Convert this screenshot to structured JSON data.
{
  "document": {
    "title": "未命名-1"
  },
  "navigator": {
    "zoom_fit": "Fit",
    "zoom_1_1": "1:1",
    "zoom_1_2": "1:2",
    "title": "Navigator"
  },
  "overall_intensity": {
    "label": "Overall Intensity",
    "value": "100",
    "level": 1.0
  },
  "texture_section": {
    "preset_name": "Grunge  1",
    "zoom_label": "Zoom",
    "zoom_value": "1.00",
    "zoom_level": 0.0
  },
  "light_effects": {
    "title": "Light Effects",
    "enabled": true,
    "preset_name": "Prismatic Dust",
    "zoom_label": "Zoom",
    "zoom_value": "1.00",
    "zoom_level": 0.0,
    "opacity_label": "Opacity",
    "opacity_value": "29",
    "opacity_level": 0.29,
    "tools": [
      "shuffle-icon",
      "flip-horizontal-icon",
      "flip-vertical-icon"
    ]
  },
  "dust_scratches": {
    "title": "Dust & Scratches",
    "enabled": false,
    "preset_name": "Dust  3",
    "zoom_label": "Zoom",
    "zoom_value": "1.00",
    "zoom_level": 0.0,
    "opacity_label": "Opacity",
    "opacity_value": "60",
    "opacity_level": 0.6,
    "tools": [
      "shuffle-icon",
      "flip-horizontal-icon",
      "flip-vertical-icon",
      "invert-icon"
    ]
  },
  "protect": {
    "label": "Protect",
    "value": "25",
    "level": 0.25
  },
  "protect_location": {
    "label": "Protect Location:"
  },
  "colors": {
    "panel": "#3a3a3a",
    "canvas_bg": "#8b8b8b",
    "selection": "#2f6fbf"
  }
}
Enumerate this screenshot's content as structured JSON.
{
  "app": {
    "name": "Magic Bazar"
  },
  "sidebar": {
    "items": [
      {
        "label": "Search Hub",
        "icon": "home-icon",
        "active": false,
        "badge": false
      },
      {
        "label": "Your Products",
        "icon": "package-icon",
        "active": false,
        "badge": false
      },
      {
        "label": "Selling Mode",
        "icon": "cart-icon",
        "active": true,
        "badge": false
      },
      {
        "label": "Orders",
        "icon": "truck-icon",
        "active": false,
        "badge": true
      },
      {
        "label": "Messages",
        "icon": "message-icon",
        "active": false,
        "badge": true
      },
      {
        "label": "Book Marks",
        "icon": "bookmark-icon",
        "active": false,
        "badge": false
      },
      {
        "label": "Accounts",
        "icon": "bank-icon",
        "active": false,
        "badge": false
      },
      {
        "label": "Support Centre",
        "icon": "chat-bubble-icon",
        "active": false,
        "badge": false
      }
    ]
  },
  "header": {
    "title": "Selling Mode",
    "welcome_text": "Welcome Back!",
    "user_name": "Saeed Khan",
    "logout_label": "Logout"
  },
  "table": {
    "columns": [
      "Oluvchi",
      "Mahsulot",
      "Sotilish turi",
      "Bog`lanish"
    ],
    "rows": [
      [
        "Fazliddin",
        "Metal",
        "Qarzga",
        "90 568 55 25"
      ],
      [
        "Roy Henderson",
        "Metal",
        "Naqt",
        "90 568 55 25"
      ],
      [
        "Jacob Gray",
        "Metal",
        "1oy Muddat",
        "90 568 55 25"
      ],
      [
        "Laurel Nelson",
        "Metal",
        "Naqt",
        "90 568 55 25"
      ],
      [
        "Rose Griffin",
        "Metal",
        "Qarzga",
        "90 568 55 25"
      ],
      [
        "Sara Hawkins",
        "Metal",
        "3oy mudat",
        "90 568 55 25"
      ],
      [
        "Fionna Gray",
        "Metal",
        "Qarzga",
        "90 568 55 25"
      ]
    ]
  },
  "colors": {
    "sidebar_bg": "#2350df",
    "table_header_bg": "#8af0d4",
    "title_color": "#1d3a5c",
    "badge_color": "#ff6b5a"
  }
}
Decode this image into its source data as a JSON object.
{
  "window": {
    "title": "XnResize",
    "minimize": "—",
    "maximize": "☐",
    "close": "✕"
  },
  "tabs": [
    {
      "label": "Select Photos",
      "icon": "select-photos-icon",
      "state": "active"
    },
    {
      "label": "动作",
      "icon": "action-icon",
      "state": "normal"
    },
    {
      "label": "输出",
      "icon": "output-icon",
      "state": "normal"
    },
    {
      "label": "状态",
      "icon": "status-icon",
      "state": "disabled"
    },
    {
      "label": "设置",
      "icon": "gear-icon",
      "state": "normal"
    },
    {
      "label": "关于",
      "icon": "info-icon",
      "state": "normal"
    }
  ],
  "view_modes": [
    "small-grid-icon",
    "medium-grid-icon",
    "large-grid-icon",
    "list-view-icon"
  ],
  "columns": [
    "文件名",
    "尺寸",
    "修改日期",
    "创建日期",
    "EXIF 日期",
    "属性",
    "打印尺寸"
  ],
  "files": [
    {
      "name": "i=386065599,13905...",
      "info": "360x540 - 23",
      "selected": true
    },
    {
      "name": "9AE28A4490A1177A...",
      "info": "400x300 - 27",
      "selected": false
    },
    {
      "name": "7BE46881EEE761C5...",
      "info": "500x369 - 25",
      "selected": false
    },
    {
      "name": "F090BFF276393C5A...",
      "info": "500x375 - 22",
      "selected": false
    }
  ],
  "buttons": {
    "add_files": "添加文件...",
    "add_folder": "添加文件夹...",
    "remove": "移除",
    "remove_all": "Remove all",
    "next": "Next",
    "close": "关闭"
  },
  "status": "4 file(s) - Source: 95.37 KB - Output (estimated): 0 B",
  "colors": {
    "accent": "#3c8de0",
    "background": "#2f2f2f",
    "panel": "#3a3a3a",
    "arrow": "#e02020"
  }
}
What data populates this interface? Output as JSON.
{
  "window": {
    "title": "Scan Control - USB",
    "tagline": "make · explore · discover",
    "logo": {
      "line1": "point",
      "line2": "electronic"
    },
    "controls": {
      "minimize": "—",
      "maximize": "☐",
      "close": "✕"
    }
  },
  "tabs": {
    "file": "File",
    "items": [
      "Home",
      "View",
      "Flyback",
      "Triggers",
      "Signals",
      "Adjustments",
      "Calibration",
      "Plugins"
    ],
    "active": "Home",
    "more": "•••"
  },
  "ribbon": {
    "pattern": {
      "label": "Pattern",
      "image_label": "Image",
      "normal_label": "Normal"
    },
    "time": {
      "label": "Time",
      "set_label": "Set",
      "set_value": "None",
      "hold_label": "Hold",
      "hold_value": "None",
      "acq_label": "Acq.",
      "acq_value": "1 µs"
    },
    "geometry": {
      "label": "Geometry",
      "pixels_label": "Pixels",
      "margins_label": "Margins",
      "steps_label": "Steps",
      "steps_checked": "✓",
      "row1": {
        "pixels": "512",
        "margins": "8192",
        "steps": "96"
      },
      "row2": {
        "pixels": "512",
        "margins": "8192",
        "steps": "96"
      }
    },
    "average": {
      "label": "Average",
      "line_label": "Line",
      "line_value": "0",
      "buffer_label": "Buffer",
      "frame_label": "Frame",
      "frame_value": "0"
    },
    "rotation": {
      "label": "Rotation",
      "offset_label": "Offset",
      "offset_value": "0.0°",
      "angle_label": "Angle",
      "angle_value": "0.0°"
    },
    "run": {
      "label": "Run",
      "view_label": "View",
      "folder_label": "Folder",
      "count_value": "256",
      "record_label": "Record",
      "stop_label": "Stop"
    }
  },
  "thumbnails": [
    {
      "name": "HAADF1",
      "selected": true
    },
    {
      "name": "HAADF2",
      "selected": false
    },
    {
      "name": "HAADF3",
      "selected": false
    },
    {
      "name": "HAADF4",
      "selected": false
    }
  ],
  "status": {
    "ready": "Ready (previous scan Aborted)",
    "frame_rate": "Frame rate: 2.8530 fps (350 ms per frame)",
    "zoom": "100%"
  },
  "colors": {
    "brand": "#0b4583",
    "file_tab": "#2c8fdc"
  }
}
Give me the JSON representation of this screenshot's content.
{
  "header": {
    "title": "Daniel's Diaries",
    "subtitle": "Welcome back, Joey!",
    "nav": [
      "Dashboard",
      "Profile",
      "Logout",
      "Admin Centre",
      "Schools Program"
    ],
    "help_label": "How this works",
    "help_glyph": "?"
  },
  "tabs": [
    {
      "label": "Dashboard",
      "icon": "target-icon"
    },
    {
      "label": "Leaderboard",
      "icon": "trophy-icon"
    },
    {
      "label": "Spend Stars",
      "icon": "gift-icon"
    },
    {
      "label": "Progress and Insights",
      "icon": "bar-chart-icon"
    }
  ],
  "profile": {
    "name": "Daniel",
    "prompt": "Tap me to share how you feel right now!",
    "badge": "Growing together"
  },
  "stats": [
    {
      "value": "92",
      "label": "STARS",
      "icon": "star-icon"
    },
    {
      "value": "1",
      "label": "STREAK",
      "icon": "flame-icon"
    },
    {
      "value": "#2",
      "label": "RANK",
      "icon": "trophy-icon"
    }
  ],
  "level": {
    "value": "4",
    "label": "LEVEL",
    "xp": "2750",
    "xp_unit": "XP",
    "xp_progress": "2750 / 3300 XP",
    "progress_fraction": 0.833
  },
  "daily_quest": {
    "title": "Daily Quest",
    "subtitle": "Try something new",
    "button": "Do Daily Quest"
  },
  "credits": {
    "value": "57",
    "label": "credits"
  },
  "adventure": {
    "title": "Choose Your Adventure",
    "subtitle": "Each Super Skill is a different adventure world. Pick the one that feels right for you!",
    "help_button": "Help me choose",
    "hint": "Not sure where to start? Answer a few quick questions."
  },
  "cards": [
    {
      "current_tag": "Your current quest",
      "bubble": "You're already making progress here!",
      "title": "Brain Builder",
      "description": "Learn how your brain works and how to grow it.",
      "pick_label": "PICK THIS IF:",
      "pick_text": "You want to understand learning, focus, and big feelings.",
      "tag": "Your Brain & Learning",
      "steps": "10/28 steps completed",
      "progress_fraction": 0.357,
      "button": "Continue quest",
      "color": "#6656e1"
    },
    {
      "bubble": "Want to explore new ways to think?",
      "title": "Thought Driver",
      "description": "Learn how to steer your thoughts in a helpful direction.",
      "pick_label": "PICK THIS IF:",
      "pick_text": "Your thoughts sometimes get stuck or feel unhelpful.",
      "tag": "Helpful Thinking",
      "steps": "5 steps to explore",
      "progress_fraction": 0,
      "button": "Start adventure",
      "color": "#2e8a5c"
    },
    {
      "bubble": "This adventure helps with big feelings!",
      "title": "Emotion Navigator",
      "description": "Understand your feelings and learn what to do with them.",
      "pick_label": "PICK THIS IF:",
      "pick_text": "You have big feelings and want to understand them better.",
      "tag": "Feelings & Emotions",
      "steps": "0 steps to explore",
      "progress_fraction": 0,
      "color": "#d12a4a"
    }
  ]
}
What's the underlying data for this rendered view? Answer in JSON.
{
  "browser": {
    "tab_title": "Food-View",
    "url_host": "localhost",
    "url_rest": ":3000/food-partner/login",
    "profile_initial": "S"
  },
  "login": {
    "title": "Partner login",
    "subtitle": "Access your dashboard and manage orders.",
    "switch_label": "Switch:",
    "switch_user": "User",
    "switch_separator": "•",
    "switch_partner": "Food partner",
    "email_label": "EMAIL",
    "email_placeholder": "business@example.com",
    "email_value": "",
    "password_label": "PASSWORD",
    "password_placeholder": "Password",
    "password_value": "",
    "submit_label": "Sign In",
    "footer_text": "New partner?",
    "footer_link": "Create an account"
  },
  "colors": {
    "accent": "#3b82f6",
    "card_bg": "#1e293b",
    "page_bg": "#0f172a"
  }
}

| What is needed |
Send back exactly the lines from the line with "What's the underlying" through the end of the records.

| Exercise solution |
What's the underlying data for this rendered view? Answer in JSON.
{
  "browser": {
    "tab_title": "Food-View",
    "url_host": "localhost",
    "url_rest": ":3000/food-partner/login",
    "profile_initial": "S"
  },
  "login": {
    "title": "Partner login",
    "subtitle": "Access your dashboard and manage orders.",
    "switch_label": "Switch:",
    "switch_user": "User",
    "switch_separator": "•",
    "switch_partner": "Food partner",
    "email_label": "EMAIL",
    "email_placeholder": "business@example.com",
    "email_value": "",
    "password_label": "PASSWORD",
    "password_placeholder": "Password",
    "password_value": "",
    "submit_label": "Sign In",
    "footer_text": "New partner?",
    "footer_link": "Create an account"
  },
  "colors": {
    "accent": "#3b82f6",
    "card_bg": "#1e293b",
    "page_bg": "#0f172a"
  }
}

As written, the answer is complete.